Cocaine has become a major element in the European drug picture, reports the EU drugs agency (EMCDDA) today in its 2005 Annual report on the state of the drugs problem in Europe launched in Brussels. Indicators of cocaine trafficking and consumption now overwhelmingly point to a rise in importation and use of the drug and there is growing evidence of cocaine-related health problems.
The EMCDDA estimates that around 9 million Europeans (3% of all adults) have ever used cocaine. Between 3 and 3.5 million (1% of all adults) are likely to have tried the drug in the last year, while around 1.5 million (0.5% of all adults) are classified as current users, having used it in the last month. Use is concentrated mainly among young adults (15–34 years), particularly young males, and those living in urban areas.
Cocaine use varies considerably between countries, with most national surveys estimating that between 1% and 11.6% of young Europeans have ever tried the drug and that between 0.2% and 4.6% have used it in the last 12 months.
Heterosexual contacts have now overtaken injecting drug use as the most common route of new AIDS cases, warns the EU drugs agency (EMCDDA) today in its 2005 Annual report on the state of the drugs problem in Europe, launched in Brussels. While until 2001, the majority of new AIDS cases in the EU could be attributed to drug injecting, latest figures reveal that heterosexual transmission now accounts for the largest number (1).
An important contributing factor says the EMCDDA (2), is the improved access for HIV-positive injecting drug users (IDUs) to highly active antiretroviral therapy (HAART)*. Over 75% of those needing HAART now have access to it in most of Western Europe, although in the Baltic States availability remains poor. In Latvia, for example, among IDUs already infected with HIV, cases of AIDS have risen significantly in recent years, suggesting a need to improve access to HAART (3).
The total number of clients in substitution treatment in Europe has now passed the half-million mark, says the EU drugs agency (EMCDDA) today in its 2005 Annual report on the state of the drugs problem in Europe launched in Brussels.
Following a seven-fold increase over the last decade, says the agency, at least 530,000 clients now receive substitution treatment across 28 countries (EU-25, Norway, Bulgaria and Romania), whether through specialist treatment centres or general practitioners.
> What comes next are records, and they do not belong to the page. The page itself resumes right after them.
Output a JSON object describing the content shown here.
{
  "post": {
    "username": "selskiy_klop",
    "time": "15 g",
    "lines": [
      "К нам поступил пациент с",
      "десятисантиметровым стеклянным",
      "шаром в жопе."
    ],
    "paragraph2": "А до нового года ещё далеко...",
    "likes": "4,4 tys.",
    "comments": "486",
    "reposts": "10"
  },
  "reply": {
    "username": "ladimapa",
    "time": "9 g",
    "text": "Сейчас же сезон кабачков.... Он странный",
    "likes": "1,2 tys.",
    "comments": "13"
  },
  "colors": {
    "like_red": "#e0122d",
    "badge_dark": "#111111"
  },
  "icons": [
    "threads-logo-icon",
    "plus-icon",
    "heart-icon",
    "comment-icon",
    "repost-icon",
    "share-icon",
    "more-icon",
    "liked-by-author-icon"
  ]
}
And it is estimated that somewhere between one-quarter and a half of those with opiate problems in Europe may now be receiving treatment of this kind.
There is a growing concern in many European countries surrounding the wider impact of drug use on the communities in which we live, says the EU drugs agency (EMCDDA) today in its 2005 Annual report on the state of the drugs problem in Europe.
In a special review on drug-related public nuisance, the EMCDDA points to a new tendency for drug control policies to focus, not only on reducing the use of illegal drugs, but also on targeting drug-related behaviours which have a negative impact on the community as a whole.
‘Behaviours, situations and activities associated with drug-related public nuisance have long existed in most of the EU Member States, candidate countries and Norway and are not new phenomena’, says the agency. ‘What is new is the growing tendency among policy-makers in some countries to group these under a single umbrella concept to be tackled within national drug strategies’.
Violations of drug law (‘drug law offences’) have reportedly increased in the majority of the 25 EU Member States and Norway since the late 1990s, states the EU drugs agency (EMCDDA) today in its 2005 Annual report on the state of the drugs problem in Europe, launched in Brussels (1).
This upward trend in 20 countries over the period 1998–2003 is particularly marked, says the agency, in Estonia and Poland, where reported drug law offences increased around ten-fold and three-fold respectively (2). However, in some countries, reports of such offences showed a decline in 2003: Belgium, Spain, Italy, Malta, Austria and Slovenia.